BASF developed the product with the Middle East in mind because 90% of global water desalination capacity is based in this region.
According to a recent report by analysts at Price Waterhouse Coopers-owned Strategy&, on an average day, GCC countries produce more than 12 million cubic metres of desalinated seawater, accounting for a quarter of all the water consumed in the region and 70% of the water used for domestic purposes.
On a per capita per annum (pcpa) basis, GCC countries consume about 65% more water than the world average — 816 cubic metres pcpa, versus 500 cubic metres pcpa, the report says. Saudi Arabia and the United Arab Emirates (UAE) consume between 10 and 39 times the amount of renewable water available to them. Only Oman comes anywhere close to having enough water from renewable sources to meet its domestic demand, the report says.
And demand for water in the region is rising fast due to burgeoning economic and demographic growth. The population of the region is forecast to rise from 320 million inhabitants currently to an estimated 400 million sometime between 2020 and 2022.
“An additional 80 million people over the next decade is equivalent to the population of a country the size of Germany, so imagine the increase in the consumption of water in a region known for water scarcity,” Khaldoun says.

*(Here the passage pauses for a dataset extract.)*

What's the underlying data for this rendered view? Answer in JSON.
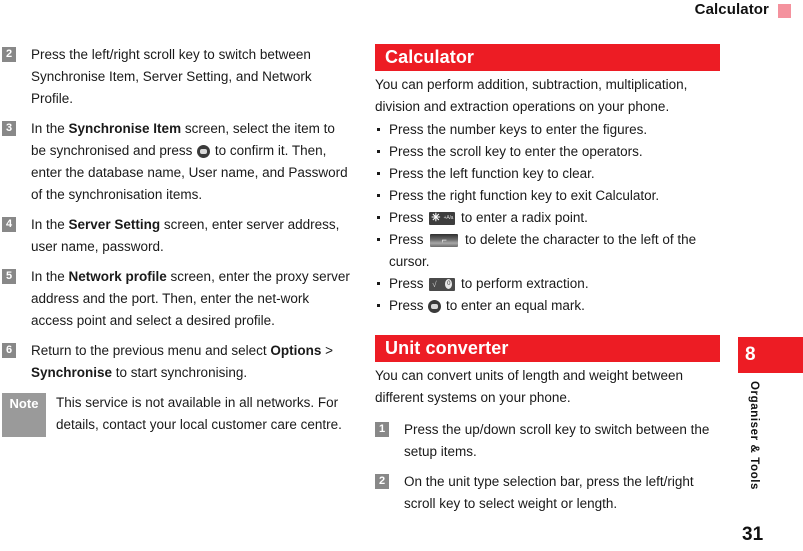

BASF is already producing some products in the Middle East mainly for the construction business and is active in the region’s water treatment plants. It developed a fluidifier especially for the world’s tallest building, the Burj Khalifa in Dubai, to enable concrete to be pumped to great heights without it getting stuck.
Currently desalination chemicals are produced at the company’s global headquarters in Ludwigshafen in Germany before being shipped to the Middle East but that could change in the near future, Bouacida says. “We have future plans to have further investments in the region, not only in delivering but most probably having some production facilities here.”
- Total volume for the year is 3,360 MT of Sokalan PM 15l
- Duration of the tender contract is for period of one year
- Sokalan PM 15l performs at low dosage rates
- Smooth operation at low
- Longer operation time and higher output
- Officially opened by DEWA in April 2013
- Cost over AED 10 bn ($2.7bn) to develop
- Produces 2,060 MW of power
- 140 MIGD of desalinated water
- Operates the world’s largest integrated chemical complex at Ludwigshafen, Germany